• **Assignment**
In the records below, pick out all lines containing the word "this".
[Opening Supplied material section]
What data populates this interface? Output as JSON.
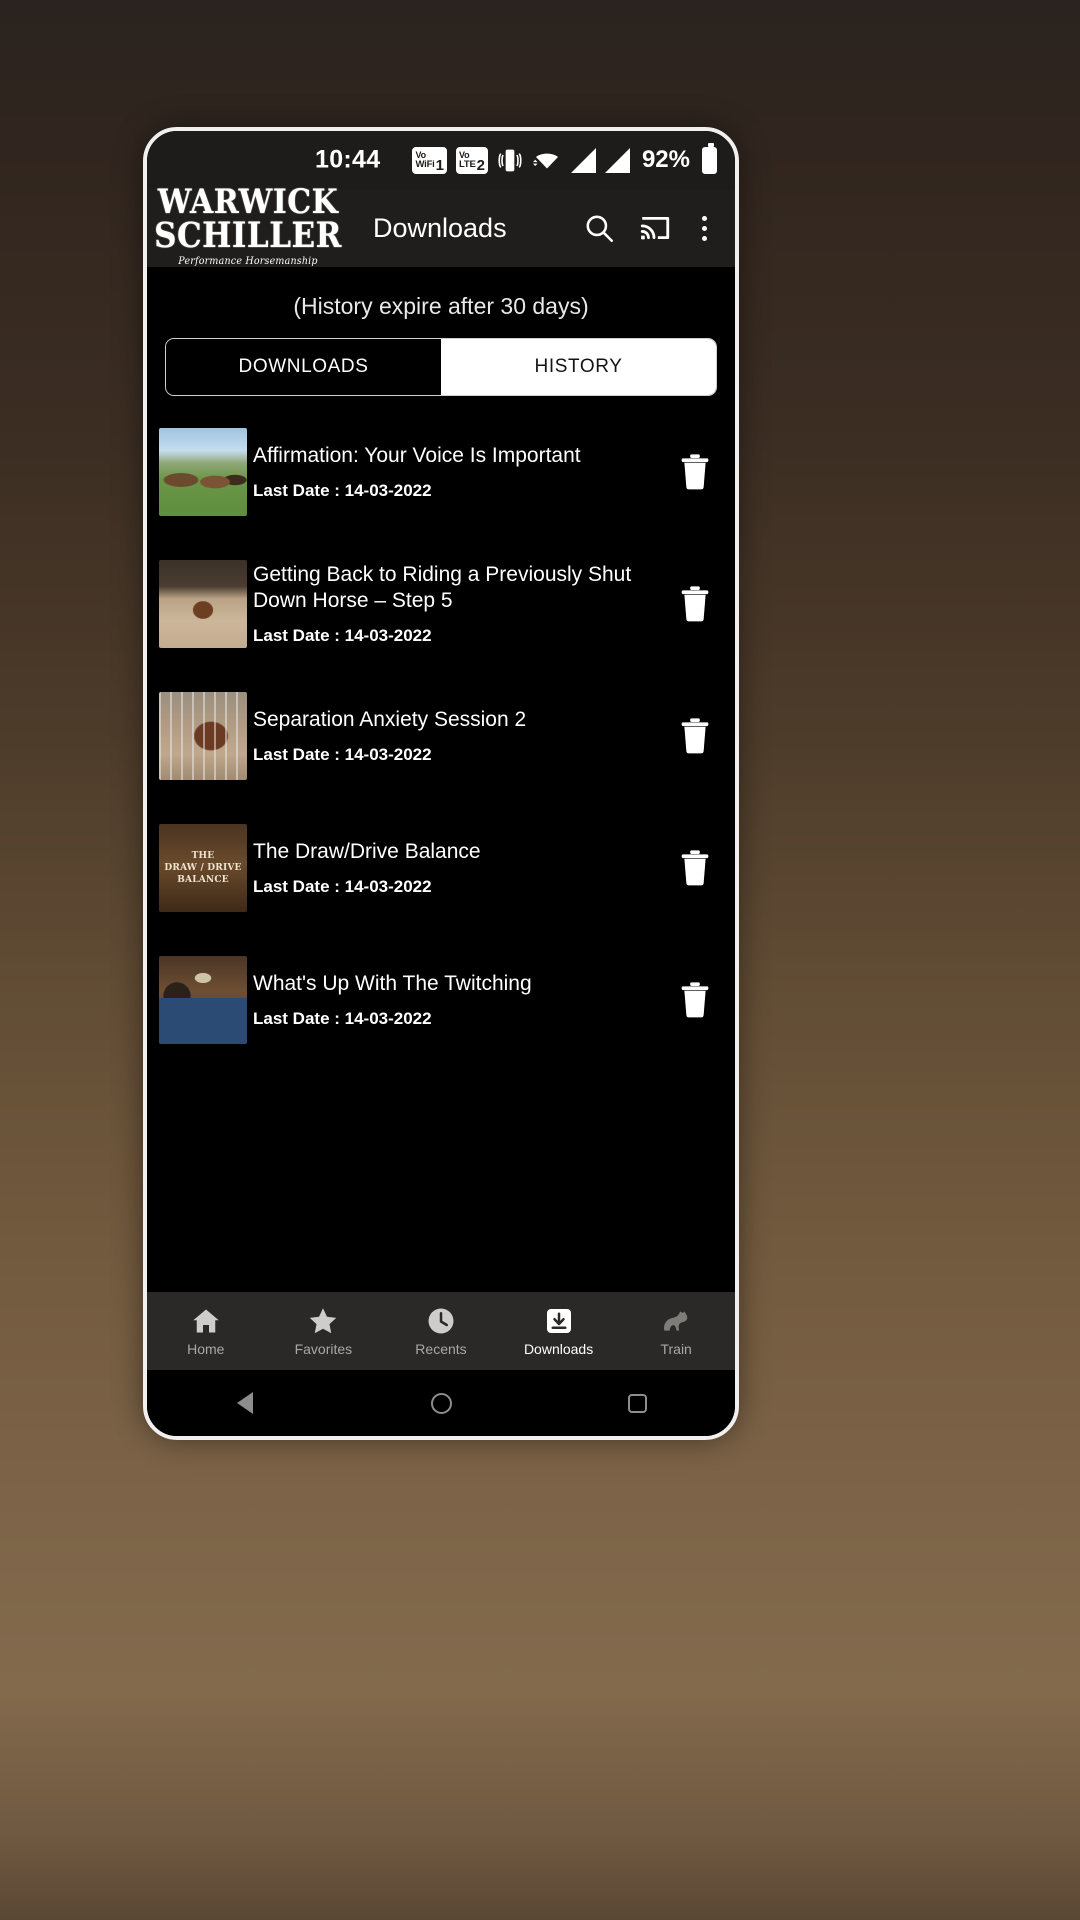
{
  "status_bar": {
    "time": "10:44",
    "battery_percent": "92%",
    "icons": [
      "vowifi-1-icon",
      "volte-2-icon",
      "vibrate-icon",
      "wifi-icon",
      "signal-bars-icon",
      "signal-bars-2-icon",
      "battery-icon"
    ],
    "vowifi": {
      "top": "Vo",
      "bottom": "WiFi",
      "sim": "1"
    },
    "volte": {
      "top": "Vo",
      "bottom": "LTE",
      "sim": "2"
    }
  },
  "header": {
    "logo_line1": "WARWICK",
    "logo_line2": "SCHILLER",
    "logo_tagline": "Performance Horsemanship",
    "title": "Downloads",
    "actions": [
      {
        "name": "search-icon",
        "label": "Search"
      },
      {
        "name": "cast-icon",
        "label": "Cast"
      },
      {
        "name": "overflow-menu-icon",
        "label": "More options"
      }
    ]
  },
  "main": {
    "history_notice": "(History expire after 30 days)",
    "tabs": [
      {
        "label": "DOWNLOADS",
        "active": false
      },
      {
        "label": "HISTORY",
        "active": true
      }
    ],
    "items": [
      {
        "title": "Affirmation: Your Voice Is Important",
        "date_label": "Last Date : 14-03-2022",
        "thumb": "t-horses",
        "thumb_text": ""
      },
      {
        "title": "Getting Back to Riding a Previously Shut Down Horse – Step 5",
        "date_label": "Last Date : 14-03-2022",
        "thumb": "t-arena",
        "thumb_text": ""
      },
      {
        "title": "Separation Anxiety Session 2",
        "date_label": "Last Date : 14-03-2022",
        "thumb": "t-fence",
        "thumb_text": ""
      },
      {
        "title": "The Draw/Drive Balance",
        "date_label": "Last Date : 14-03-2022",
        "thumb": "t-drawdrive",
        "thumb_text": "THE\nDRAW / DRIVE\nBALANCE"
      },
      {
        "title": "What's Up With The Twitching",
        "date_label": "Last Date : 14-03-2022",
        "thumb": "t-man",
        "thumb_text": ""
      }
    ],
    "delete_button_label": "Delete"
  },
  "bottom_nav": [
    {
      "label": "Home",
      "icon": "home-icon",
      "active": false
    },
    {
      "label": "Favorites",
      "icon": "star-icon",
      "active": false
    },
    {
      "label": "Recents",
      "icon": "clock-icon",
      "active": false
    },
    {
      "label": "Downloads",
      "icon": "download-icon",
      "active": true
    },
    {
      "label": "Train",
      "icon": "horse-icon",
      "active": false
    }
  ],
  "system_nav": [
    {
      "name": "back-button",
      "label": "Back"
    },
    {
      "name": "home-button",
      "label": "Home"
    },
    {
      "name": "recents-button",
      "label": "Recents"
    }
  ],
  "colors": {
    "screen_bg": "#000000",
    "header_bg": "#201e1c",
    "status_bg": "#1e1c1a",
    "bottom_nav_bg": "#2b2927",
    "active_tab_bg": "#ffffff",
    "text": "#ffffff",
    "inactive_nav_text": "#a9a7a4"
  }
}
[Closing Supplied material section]
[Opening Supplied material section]
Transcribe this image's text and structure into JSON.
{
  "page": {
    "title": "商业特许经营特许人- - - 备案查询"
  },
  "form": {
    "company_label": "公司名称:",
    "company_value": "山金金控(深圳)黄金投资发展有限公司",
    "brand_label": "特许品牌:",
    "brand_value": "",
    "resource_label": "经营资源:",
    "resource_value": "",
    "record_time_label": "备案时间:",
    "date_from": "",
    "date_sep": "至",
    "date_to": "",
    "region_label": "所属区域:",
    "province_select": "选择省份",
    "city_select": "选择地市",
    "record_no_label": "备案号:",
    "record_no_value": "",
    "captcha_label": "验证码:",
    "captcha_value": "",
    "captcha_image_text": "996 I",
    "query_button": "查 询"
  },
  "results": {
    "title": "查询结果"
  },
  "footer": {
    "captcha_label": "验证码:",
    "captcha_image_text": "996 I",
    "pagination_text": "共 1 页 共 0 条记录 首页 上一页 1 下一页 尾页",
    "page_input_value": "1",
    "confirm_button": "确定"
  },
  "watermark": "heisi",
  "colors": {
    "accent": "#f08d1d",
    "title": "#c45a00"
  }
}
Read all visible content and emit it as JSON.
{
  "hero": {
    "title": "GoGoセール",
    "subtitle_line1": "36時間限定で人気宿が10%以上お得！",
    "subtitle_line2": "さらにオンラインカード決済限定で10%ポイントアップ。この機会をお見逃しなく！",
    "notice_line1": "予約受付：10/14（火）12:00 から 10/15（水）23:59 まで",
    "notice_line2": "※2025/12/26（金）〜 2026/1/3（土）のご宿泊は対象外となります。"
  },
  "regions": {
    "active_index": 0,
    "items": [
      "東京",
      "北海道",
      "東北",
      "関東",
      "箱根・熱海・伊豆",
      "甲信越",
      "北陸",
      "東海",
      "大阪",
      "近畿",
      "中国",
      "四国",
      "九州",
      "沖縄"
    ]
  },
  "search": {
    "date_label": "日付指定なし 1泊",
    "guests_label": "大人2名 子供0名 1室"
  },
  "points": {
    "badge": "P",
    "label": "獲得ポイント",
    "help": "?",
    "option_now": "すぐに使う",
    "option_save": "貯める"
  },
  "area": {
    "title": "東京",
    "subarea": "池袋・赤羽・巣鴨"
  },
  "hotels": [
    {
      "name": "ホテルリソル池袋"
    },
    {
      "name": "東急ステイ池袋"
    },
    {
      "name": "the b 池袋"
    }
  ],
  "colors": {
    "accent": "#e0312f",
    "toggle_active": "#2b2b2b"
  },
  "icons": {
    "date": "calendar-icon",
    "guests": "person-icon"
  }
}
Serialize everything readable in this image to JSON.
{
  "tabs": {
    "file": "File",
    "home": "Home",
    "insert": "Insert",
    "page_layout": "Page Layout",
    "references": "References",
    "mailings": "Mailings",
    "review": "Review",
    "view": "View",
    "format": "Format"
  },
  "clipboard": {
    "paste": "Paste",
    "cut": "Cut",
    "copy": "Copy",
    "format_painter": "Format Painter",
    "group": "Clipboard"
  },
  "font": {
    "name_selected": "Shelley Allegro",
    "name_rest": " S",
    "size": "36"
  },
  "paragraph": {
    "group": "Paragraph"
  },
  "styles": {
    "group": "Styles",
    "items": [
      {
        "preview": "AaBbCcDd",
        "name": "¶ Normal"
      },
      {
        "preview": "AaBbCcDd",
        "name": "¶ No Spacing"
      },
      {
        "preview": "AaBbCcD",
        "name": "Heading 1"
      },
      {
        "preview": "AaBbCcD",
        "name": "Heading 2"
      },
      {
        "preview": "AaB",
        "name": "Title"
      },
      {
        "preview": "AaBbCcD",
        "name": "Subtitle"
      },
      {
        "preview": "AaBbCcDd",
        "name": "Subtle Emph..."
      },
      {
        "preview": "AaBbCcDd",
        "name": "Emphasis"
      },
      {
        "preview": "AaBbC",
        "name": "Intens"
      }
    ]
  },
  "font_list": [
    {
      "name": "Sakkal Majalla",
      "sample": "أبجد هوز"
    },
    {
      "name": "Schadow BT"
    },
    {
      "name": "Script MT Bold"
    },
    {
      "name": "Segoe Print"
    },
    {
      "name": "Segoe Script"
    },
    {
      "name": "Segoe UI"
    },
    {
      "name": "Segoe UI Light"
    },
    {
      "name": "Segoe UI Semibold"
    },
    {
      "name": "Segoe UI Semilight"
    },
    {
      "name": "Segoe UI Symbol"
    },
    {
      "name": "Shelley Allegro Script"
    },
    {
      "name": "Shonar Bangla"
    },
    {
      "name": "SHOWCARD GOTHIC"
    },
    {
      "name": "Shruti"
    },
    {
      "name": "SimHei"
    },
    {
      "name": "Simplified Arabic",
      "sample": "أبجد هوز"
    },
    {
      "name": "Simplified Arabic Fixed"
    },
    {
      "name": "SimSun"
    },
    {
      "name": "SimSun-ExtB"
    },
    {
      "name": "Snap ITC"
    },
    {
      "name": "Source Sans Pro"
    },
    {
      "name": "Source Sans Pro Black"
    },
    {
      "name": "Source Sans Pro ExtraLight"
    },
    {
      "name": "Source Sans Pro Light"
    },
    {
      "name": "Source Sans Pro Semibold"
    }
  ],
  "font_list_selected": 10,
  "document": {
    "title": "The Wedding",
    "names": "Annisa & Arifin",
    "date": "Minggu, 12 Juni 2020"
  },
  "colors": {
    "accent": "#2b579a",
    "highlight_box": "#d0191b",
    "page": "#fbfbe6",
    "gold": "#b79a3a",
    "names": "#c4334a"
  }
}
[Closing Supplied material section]
• **Response**
What data populates this interface? Output as JSON.
Transcribe this image's text and structure into JSON.
Serialize everything readable in this image to JSON.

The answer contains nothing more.